**TASK DETAILS**
Wherever "fotograficzny" shows up in the records below, copy the whole line.

****

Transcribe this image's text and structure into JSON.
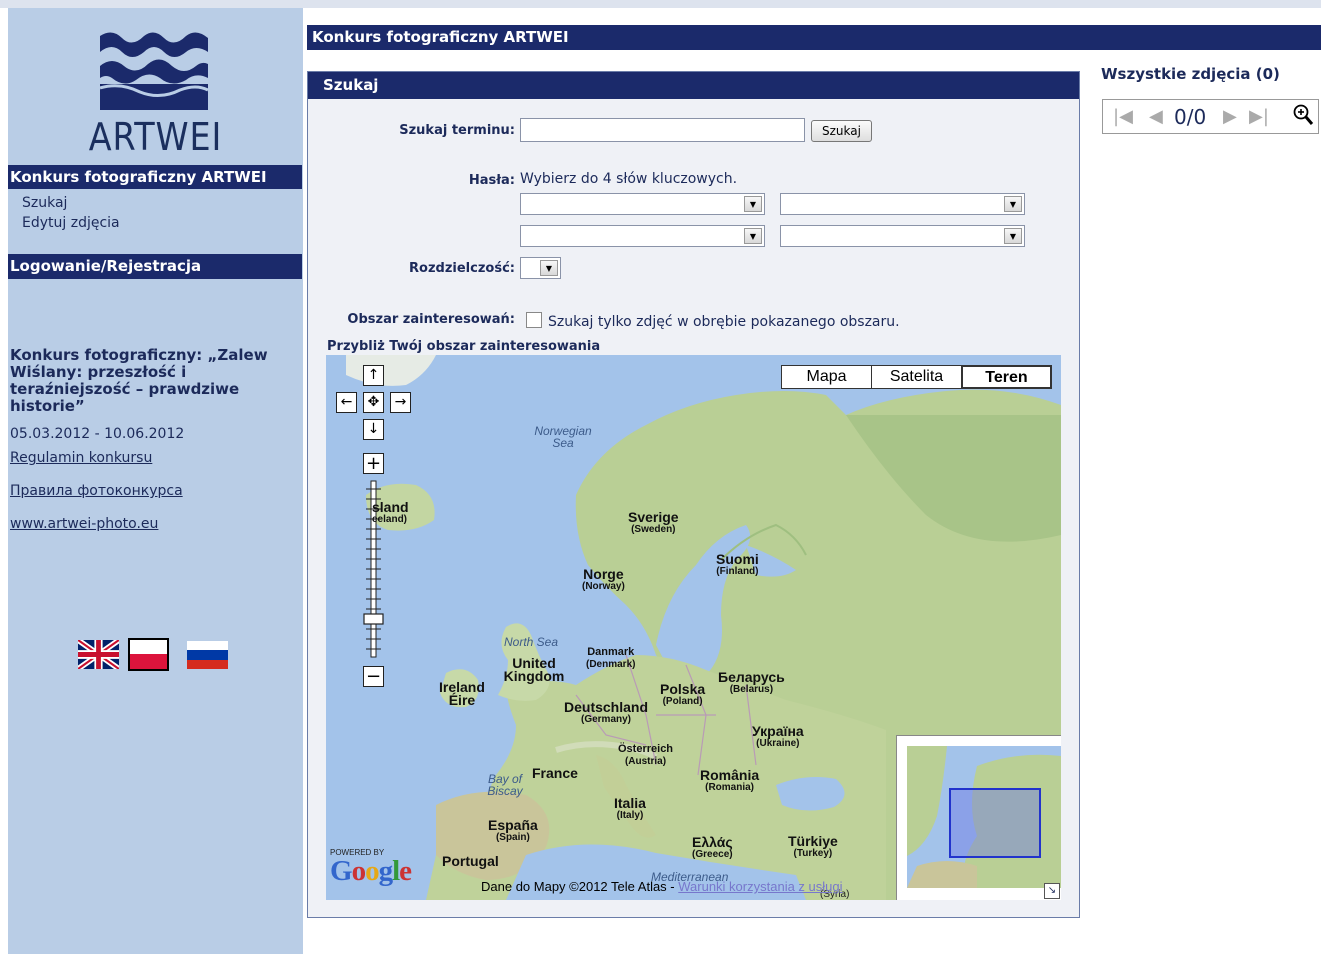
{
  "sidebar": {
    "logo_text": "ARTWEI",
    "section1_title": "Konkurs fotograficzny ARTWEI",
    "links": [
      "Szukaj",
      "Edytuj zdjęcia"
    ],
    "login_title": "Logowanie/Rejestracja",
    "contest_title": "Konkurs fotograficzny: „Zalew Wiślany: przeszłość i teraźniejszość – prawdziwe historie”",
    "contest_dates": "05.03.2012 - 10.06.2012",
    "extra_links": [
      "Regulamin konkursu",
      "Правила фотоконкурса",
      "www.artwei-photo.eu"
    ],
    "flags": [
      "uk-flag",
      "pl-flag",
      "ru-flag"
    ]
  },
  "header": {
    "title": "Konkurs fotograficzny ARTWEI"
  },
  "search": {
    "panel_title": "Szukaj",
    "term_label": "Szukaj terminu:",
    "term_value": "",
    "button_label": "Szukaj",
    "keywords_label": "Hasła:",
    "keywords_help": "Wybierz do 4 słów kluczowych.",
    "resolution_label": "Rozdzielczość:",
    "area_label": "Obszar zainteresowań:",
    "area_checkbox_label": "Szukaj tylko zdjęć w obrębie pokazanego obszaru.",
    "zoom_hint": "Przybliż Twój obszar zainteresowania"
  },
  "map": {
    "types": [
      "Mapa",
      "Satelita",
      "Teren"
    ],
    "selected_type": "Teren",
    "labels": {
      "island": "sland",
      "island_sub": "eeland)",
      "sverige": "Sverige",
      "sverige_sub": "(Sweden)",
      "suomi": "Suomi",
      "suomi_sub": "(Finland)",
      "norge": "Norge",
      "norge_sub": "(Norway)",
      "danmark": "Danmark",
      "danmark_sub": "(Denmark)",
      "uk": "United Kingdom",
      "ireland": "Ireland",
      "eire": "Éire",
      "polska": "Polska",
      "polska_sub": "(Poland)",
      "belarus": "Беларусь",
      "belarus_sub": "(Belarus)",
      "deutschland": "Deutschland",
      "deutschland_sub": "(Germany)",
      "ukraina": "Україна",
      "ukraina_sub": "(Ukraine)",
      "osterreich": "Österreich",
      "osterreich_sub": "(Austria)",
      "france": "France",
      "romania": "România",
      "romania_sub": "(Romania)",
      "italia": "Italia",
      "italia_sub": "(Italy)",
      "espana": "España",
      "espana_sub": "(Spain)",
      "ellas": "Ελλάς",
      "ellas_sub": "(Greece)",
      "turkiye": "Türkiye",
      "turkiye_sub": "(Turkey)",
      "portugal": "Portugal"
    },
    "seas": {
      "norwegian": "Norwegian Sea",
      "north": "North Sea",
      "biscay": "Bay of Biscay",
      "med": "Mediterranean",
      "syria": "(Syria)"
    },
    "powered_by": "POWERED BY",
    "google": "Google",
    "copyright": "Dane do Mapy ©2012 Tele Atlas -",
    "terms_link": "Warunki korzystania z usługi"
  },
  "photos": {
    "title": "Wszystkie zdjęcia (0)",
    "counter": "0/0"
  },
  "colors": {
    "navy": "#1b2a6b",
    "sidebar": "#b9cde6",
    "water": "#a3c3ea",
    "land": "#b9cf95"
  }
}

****

**EXERCISE ANSWER**
    "section1_title": "Konkurs fotograficzny ARTWEI",
    "contest_title": "Konkurs fotograficzny: „Zalew Wiślany: przeszłość i teraźniejszość – prawdziwe historie”",
    "title": "Konkurs fotograficzny ARTWEI"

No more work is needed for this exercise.